__threadfence() Can I use it for ...

I’m adding the elements of a big array into a single output. I’ll need to execute several blocks in order to compute the sum given the dimensions of the array.

Right now I’m executing the blocks in series, so I can guarantee that there are no simultaneous writes to the output.

Currently as I’m calling a single block at a time, my code looks something like this:

if (threadIdx.x == 0) *out += *shared_out;

My question is: Can I use __threadfence() to ensure there are no overlapping writes between two different blocks? Something like this:

if (threadIdx.x == 0) {

	   *out += *shared_out;




Oh __threadfence(), the most confusing instruction or intrinsic to probably ever appear anywhere.

It’s not a synchronization primitive, so no, it won’t do what you want here. However, if you did have another synchronization primitive and you didn’t want to use atomics, you would have to call threadfence before releasing the primitive to ensure that the write is visible to the now-active block.

thanks. Is there any other solution for this?

A critical section would do it. Not hard to implement with atomics…

Do not serialize your summation.

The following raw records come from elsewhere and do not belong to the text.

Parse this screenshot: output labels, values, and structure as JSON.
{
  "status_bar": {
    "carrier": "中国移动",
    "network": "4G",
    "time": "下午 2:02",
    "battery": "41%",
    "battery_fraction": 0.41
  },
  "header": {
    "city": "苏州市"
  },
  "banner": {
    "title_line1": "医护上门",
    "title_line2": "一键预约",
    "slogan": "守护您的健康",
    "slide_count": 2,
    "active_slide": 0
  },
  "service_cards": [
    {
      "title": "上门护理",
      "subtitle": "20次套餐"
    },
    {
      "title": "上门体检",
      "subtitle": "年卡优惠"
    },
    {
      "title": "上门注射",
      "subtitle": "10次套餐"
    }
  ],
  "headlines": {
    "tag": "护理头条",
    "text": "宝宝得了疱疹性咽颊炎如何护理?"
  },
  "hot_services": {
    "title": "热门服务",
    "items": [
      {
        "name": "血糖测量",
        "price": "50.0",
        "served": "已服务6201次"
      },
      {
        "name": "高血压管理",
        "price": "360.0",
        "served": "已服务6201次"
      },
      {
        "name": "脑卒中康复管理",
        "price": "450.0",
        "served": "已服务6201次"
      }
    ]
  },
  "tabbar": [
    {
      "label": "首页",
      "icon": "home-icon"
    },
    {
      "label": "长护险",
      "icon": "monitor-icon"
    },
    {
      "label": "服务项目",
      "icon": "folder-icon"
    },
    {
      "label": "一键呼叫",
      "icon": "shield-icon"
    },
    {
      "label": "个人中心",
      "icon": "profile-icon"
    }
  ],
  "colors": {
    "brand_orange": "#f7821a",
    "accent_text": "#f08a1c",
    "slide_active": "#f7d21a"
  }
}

The following example calculates the sum of a buffer in parallel:

#include <stdio.h>

#include <stdlib.h>

#define BLOCKSIZE 512

__device__ int sum;

__device__ long long timeval;

__global__ void cu_sum(void)


	__shared__ volatile int buffer[BLOCKSIZE];

	__shared__ int tmpsum;

	clock_t tmp = 0;

	buffer[threadIdx.x] = threadIdx.x;


	if (threadIdx.x == 0)

		tmp = clock();

#if (0)

	atomicAdd(&tmpsum, buffer[threadIdx.x]);


	int stride = BLOCKSIZE >> 1;

	while (stride != 0)


		if (threadIdx.x < stride)


			buffer[threadIdx.x] += buffer[threadIdx.x + stride];


		stride >>= 1;



	if (threadIdx.x == 0)

		tmpsum = buffer[0];



	if (threadIdx.x == 0)


		timeval = clock() - tmp;

		sum = tmpsum;



int main(void)


	dim3 grid, block;

	int hostsum;

	long long hosttime;

	grid.x = 1;

	block.x = BLOCKSIZE;

	cu_sum<<<grid, block>>>();

	cudaMemcpyFromSymbol(&hostsum, "sum", sizeof(int), 0, cudaMemcpyDeviceToHost);

	cudaMemcpyFromSymbol(&hosttime, "timeval", sizeof(long long), 0, cudaMemcpyDeviceToHost);

	printf("Sum = %d	  Total clocks = %ld\n", hostsum, hosttime);

	return 0;


Maybe I’m wrong but your function doesn’t seem to work for a grid.x greater than 1, which is what I need.

I have never work with atomics. Can you please post a simple example for this situation?

Also, I have read somewhere that atomic operations are slow. I have to sum around 20000 elements (this gives about 40 blocks of 512 threads). Would it be faster to have an array where to place the 40 results and then sum them up?

yes, a reduction is generally always faster.


That is just the code for one block. You would need extra code for organizing the grid.